This election is perhaps the most important election we’ve faced in our lifetime and the Tufts Democrats are stepping up to the plate.
by Bennett Gillogly
President of Tufts Republicans
Following the late Senator Ted Kennedy’s death in 2009, few Massachusetts Republicans wanted to run in the special election for a Senate seat that was predicted to remain in the hands of a Democrat without any real contest. After all, the last time Massachusetts had elected a Republican Senator was in 1972. But, like a lot of people in Massachusetts, State Senator Scott Brown, Tufts alumnus of the class of 1981,was upset with the political maneuvering surrounding the Democratic machine. Brown’s life experiences and political career had taught him that politics is not just about representing one’s party but rather about solving problems and serving the people.
Today, he is one of few bipartisan officials reaching across the aisle to enact change. For example, Senator Brown sided with the Democrats to cast one of the deciding votes in Wall Street reform and to ban the military’s Don’t Ask, Don’t Tell policy. Although he is a social liberal, he has remained passionately conservative on economic issues.
Committed to understanding and exploring political viewpoints on all sides of the spectrum, Tufts Republicans is devoting the semester to reelecting this true independent. The group is under new management and has just begun to pick up some momentum by turning their passions for Senator Brown’s reelection into action in his campaign.
Tufts Republicans kicked off the year by passing out Scott Brown water bottles to everyone who signed up for the club at the activities fair. The group then held a meeting with Ross Hemminger, the Youth Coordinator and Deputy Coalitions Coordinator for the Scott Brown campaign, in which they gained valuable insights into the role students play during elections. Ellie Monroe, treasurer of the Tufts Republicans, used the meeting with Ross to better understand how funds are used to facilitate the grassroots organizational aspects of the campaign.
In September, the group made a trip down Route 3 to Lowell for the second of Senator Brown’s debates against his opponent Elizabeth Warren, a liberal Harvard law professor. Fifteen members of the club sported Scott Brown t-shirts and participated in politically charged standout before attending the debate amongst a crowd in the thousands. Marshall Hochhauser, a junior, remarked, “I’m from New York and had no idea that Massachusetts politics were so intense. It was a ton of fun to attend the debate and get a feel for everything going on in the state.” Freshman Danielle Feerst summarized the views of all who attended by saying that she was “just excited to be a part of the political process!”

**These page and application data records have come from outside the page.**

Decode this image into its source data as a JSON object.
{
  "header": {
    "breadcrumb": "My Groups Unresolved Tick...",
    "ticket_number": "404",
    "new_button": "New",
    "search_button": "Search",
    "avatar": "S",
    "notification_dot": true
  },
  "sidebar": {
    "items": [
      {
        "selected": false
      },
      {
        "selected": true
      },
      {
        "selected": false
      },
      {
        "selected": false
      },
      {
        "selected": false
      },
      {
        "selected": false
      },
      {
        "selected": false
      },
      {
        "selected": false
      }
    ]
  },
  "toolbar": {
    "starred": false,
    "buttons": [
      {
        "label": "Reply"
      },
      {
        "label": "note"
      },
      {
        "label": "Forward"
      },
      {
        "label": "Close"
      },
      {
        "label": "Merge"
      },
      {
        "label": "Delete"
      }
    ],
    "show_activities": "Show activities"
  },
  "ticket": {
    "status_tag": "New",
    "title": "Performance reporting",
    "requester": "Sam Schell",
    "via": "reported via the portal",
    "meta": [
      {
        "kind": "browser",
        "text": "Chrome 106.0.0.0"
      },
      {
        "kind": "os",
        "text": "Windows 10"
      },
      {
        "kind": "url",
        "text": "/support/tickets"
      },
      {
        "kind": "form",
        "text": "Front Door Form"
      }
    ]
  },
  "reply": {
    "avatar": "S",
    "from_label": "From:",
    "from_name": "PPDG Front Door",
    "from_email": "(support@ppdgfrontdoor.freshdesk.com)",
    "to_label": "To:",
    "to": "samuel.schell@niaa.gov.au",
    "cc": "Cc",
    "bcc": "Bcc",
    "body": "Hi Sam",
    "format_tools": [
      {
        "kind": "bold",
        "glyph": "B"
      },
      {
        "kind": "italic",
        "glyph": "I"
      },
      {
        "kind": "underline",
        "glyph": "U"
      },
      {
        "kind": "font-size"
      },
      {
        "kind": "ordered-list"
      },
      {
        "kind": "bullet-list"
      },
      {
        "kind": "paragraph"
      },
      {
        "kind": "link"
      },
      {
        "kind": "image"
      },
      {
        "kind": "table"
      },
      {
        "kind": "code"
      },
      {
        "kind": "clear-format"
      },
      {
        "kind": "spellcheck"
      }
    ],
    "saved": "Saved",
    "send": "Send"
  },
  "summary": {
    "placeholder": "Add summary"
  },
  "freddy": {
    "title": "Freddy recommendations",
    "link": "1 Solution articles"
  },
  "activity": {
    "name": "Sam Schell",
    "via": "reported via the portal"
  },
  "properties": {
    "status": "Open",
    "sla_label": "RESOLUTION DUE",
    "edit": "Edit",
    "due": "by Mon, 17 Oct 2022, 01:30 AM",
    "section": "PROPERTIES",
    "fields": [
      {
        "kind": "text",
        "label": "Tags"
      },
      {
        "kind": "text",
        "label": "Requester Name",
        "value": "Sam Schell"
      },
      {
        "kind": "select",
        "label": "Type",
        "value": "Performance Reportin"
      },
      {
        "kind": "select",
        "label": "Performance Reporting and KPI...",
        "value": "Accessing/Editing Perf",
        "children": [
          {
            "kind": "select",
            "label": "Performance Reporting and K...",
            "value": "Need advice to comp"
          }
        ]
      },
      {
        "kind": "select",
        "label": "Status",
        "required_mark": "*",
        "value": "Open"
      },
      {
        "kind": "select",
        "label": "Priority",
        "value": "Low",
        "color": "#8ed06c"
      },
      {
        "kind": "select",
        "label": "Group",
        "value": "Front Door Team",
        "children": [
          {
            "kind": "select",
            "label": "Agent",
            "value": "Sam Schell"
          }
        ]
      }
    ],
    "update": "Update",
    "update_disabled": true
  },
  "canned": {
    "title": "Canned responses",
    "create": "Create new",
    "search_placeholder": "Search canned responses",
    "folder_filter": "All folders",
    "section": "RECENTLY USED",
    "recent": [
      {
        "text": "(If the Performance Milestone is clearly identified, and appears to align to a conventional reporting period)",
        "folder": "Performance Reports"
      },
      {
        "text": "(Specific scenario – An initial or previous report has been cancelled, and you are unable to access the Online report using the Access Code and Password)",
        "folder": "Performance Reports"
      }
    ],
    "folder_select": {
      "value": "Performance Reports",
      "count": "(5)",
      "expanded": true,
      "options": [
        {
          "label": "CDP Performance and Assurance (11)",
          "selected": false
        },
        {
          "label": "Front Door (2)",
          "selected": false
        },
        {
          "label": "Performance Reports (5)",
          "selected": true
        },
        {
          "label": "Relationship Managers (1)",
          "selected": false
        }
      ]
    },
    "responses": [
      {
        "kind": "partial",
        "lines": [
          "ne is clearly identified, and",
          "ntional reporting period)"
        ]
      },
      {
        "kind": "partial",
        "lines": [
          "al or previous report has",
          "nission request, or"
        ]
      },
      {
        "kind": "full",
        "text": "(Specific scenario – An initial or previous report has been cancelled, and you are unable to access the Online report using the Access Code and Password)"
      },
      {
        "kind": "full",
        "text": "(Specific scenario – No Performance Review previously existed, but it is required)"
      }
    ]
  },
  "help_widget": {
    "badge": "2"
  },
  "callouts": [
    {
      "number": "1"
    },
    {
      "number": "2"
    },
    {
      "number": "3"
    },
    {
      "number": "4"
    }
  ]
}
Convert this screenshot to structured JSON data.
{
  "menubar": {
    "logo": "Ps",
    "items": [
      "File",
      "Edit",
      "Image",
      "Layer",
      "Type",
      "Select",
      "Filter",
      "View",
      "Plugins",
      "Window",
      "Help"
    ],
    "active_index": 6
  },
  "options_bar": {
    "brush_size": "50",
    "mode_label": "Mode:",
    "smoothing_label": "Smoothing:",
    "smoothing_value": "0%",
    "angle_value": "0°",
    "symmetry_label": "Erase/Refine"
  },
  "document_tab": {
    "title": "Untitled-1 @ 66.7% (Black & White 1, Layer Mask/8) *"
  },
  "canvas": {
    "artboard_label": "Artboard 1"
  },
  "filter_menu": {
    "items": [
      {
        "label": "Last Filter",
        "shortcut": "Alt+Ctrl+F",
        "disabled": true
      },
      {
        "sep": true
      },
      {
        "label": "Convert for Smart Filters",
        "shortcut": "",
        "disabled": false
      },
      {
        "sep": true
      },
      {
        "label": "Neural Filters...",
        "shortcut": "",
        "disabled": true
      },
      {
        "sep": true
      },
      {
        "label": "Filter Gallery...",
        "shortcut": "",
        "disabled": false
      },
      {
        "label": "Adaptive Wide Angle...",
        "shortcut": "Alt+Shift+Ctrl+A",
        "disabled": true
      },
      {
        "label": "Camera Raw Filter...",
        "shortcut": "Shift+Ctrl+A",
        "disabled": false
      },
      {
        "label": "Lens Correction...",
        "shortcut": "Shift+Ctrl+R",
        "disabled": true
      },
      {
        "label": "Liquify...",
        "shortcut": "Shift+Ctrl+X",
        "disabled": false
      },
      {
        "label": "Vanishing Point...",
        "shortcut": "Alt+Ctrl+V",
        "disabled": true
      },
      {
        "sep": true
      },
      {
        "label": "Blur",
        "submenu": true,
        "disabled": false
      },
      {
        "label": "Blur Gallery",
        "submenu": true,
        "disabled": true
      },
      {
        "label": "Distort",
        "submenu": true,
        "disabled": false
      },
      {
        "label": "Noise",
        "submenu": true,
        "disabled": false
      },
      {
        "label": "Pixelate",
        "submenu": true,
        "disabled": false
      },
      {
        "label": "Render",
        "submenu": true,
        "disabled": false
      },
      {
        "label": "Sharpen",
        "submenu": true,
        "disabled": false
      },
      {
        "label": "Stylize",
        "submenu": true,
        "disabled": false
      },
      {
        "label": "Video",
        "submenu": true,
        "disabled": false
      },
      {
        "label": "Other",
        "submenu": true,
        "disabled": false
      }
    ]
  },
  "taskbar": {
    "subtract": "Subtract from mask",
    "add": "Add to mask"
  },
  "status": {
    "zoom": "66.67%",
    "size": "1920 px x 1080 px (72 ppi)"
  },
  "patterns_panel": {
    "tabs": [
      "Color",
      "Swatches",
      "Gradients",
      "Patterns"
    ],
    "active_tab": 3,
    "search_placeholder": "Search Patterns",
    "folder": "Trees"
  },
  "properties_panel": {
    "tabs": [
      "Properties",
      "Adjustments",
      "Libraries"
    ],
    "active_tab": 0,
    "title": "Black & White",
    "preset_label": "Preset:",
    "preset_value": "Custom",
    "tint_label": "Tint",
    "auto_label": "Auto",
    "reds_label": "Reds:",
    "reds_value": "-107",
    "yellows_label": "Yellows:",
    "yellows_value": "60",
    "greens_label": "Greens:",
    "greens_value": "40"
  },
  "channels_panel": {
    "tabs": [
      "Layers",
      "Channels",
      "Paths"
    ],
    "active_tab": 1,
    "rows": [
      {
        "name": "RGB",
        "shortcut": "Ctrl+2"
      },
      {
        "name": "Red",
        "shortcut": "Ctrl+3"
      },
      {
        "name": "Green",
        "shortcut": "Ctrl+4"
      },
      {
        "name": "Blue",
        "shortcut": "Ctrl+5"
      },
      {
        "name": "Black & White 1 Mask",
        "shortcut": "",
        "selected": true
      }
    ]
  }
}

On Wednesday nights, the Tufts Republicans attend College Night at the Campaign. The group meets at the Campus Center and drives to campaign headquarters in South Boston, where they get to experience first hand the nation’s most-watched Senate race. While at headquarters, members meet with various staffers and learn about their roles in the campaign. They also get the opportunity to make phone calls on behalf of the Senator, asking for votes and gathering voter information for the data team to analyze.
For the last two weeks before the campaign, Tufts Republicans will follow up its Wednesday nights with a trip to JP Licks for (free) ice cream. It’s these last few days of the campaign that will be the most crucial to Senator Brown’s reelection and Tufts Republicans will stop at nothing to ensure that it happens.